This is my perfect soup for Halloween. ‘T’will keep the witches at bay.
Oh my, Garlic Soup! It sounds absolutely scrumptious. I can’t wait to lay in a supply of fresh organic garlic for a fun day in the kitchen – and the enjoyment with fresh bread and ‘sancere’. I’m not familiar with that wine but I must find it. I’m picturing a few green olives on the side – what do you think?
Catharine R. says
I made this soup a few years ago, right after you posted the recipe. So delicious! Time to make it again!
Brooklyn Bob says
Kevin, thanks for the recipe. I made it this afternoon, and you are right, it’s really mild and herby. I could drink the whole pot! And maybe I will.
I am SO going to make this garlic soup. And your recipe for homemade baguettes looks terrific!
Kevin Lee Jacobs says
Hi Brooklyn Bob – So glad you tried — and liked — the soup!
I’m making this soup right now! I’ve been fighting a head cold all week and this fragrant recipe in my inbox was EXACTLY what I needed to perk me up (and a great way to use up the thyme and parsley in my garden before we get frost).
The house smells heavenly and my three dogs are all hanging out in the kitchen sniffing the air. I looked up the French name of the soup online and found that it is a Provencal tradition to make it on the night of December 25th. The webpage I read said it was to “help the digestion.”
I had my first taste of garlic soup in the Czech Republic in a small restaurant that now occupies the very house in Prague where my grandfather lived long ago. I would describe it as having been more bracing than subtle and it was served with divine rye bread.
I came home and spent hours in the kitchen trying to reproduce it. It can’t hurt to have more than one recipe for garlic soup.
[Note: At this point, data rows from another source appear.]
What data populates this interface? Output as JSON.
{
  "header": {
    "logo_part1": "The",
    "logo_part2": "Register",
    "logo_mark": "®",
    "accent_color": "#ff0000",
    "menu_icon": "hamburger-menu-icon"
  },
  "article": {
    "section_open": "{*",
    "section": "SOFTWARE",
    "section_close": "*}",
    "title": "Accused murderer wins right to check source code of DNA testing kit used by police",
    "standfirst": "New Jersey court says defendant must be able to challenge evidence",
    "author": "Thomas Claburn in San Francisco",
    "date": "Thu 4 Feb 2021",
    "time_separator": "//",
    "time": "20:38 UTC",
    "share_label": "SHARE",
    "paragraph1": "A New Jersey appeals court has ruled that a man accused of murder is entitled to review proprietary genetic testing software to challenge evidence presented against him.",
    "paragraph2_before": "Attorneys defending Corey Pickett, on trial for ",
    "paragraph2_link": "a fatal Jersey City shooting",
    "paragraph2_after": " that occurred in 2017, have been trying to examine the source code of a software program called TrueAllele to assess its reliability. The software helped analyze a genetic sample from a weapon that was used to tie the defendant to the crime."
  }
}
Kevin Lee Jacobs says
Hi Jenn — I’ll bet this soup does help with digestion, because it contains cloves. Let’s hope it cures your head-cold, too!
Hi Nancy – This is a fun recipe to play around with. One can always add more sage, less parsley, and etc. Enjoy!
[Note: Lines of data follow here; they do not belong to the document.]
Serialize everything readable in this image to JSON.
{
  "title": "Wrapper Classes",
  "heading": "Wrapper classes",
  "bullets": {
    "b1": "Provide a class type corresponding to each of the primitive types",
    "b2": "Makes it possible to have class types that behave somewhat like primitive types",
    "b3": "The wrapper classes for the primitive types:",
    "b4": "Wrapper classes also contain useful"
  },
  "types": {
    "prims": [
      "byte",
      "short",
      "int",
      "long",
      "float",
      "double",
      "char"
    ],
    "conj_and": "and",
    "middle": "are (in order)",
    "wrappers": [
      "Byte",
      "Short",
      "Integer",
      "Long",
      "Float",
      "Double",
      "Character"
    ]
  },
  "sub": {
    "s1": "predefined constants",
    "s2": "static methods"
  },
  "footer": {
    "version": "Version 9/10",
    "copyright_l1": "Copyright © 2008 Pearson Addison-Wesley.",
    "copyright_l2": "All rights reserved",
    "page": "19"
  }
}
It was fabulous! After his first sip, my husband said that this would also be a great base for a lower-calorie oyster stew (his family has a traditional oyster stew they serve on Christmas morning that starts with a couple of quarts of heavy cream). We loved it! Thanks for the inspiration.
I can’t wait to try it, thank you.
Kevin Lee Jacobs says
HI Jenn – So glad you liked the soup!
I would add to this fabulous recipe another head of ROASTED garlic. Really chases the winter bugs away!
jean M Brown says
Oh this came at the perfect time, we have had a mild fall in Nebraska and it is just on my list to pull out my herb garden this week, but I have all those herbs in my garden still beautiful. I Make a pot of soup a week and this one is new to me, it will be my “Soup of the Week” and with all my fresh herbs, Thanks for sharing.. Oh, My camera came with a CD that I have never look at.
Joan Higgins says
Thanks for sharing another wonderful, healthy soup. I will try it soon. Like the Halloween get-up!
I am going to try this soup! Thank you for step by step instructions. It sounds so inviting on a brisk fall day.
What type of camera do you use for your photos? The colors are so lovely and focus so perfect.
Hi I was wondering if the soup still tasted fine as just a broth before adding the egg? Or if adding the sauce is necessary are there any vegan alternatives? The soup looks great and I would love to make it.
Hi I was wondering if the soup still tasted fine as just a broth before adding the egg? Or if adding the sauce is necessary are there any vegan alternatives to use instead of egg’s?
Steph McCarthy says
Christa Fraser says
Does this soup freeze well?
I just made this today for Halloween. No trick or treaters 🙁 The soup was terrific !! I made the grilled cheese toast with sourdough bread and cheddar cheese.
This is the first time I have ever tempered eggs and it worked ! Wooooo hooooo ! I am so proud of myself, thank you for the wonderful instructions. So far, no vampires sighted. If they come trick or treating, my husband and I will just breathe on them ! ;),